It wasn’t supposed to be this way. 

It’s a Monday and I should be home alone. 

It’s my “me” day. And I will do many things for my family, but I will not give this up. Even on a snow day.

O.K., officially, Mondays are my day to freelance. After 16 years of full-time reporting at a public radio station, I negotiated one day off a week, unpaid, to have some control over my own time and try my hand at new kinds of writing. And, in fact, this new schedule has allowed me to take on jobs that I didn’t have time for in the past.

But here’s what I really do on my freelance day….

To read full essay, click here

What Makes a Resilient Mind

Monday, January 19th, 2015

Published on NOVA Next (PBS online) 1/14/2015

By Karen D. Brown

Standing at a podium in a Philadelphia hotel, Amanda Lindhout—a poised, elegant woman in her early 30s—told a harrowing story.
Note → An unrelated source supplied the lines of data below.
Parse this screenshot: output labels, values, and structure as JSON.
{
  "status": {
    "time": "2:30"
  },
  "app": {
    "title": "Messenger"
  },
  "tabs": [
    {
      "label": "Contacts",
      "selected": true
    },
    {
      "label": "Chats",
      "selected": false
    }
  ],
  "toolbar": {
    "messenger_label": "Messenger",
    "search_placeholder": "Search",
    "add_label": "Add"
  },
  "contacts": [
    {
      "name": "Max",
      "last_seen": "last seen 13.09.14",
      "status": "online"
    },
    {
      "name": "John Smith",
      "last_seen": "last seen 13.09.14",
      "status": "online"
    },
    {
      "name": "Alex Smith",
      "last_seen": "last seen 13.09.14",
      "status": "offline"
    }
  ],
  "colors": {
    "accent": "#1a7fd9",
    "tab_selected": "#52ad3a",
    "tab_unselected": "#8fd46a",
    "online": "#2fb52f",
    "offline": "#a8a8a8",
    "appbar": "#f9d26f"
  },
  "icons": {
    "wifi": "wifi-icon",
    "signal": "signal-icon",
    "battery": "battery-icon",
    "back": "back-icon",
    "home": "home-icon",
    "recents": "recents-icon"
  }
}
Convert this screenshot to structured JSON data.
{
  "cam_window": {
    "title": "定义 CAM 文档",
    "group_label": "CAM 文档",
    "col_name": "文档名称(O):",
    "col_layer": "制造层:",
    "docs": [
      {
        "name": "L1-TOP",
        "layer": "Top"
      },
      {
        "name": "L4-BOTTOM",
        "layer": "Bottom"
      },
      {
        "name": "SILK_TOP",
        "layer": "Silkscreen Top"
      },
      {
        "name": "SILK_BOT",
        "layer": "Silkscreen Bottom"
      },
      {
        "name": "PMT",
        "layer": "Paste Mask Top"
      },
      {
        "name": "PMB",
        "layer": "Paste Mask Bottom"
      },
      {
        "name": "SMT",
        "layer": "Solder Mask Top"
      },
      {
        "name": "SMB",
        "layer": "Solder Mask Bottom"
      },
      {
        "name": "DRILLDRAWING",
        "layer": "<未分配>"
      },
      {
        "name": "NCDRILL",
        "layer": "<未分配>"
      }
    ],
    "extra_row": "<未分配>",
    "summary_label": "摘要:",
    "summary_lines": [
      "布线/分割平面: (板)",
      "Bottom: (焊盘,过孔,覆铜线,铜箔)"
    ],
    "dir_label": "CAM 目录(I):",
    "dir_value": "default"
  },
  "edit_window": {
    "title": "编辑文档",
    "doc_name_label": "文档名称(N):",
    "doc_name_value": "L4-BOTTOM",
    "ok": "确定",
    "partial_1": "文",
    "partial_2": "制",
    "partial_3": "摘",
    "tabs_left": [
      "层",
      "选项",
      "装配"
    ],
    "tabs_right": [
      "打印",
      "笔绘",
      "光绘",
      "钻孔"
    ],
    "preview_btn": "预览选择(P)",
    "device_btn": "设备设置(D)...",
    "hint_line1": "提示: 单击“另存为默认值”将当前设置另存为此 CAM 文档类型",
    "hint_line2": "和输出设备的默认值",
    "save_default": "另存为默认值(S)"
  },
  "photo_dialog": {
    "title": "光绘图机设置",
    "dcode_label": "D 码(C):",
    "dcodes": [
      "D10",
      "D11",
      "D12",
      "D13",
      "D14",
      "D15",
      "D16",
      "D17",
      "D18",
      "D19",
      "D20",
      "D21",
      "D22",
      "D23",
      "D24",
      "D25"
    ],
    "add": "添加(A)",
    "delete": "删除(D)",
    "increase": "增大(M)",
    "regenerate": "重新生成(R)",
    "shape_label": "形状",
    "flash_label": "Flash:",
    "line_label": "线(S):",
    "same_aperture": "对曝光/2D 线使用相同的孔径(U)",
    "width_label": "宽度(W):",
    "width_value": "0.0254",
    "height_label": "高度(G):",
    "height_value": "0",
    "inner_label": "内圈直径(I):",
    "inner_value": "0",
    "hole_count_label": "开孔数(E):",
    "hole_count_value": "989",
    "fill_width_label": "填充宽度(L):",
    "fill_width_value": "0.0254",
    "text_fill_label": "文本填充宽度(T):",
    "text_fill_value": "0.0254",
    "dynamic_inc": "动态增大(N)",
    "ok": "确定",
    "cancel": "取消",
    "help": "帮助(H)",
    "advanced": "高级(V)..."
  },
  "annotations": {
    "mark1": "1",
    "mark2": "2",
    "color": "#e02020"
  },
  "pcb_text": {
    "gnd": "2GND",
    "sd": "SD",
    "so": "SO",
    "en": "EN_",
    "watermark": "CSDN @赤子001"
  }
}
She survived a violent childhood and adolescence in Canada with an alcoholic and abusive stepfather, relying on her own grit and imagination to get through. After high school, she worked as a cocktail waitress and pored wistfully over exotic photos in National Geographic magazines. She eventually tucked away enough money to travel and become a freelance foreign correspondent.

Then in 2008, she was kidnapped while reporting in Somalia and held captive for more than a year, subjected to torture, hunger, and rape.

“I had lost everything,” she told the rapt room. “I had lost even the things you thought couldn’t be taken away from you. My own name. The sky over my head. Laughter. Light. And I never knew if I could make it through the day. So I would break it down and ask myself, ‘Can I get through the next minute?’ ”

She was eventually released after family members scrounged their every resource to raise the ransom her captors demanded.

When something happens to you that extreme, you could begin to fray at the edges, descending into depression, perhaps substance abuse, or post-traumatic stress. Or you could emerge relatively intact, like Lindhout seems to have done, able to speak articulately in front of hundreds of academics and journalists at the 2013 conference of the International Society for Traumatic Stress Studies, which had invited her as keynote speaker. The theme that year was “Resilience.”

“No matter how many times in captivity I suffered abuse, it never got easier, but to survive in there, I had to learn how to crawl out of this dark space in my own mind,” she said. “I began to nurture something inside myself, a tiny seed of compassion inside of me.”

Lindhout’s case is not scientifically unique. There are hundreds, thousands, probably hundreds of thousands of people around the world who have gone through their own version of hell—some of them resilient, some not. But in this room of psychologists and neuroscientists, Lindhout was a warm-blooded reminder why the work they do matters.

Resilience as a branch of trauma studies has grown rapidly in the last few decades, as no shortage of mass traumas, from genocides to war to mass shootings, have raised questions about the psychological fortitude of individuals and populations. That’s in addition to the quieter trauma—domestic abuse, illness, sexual violence—that happens outside the public’s view.


To read the full story on NOVA Next, click here.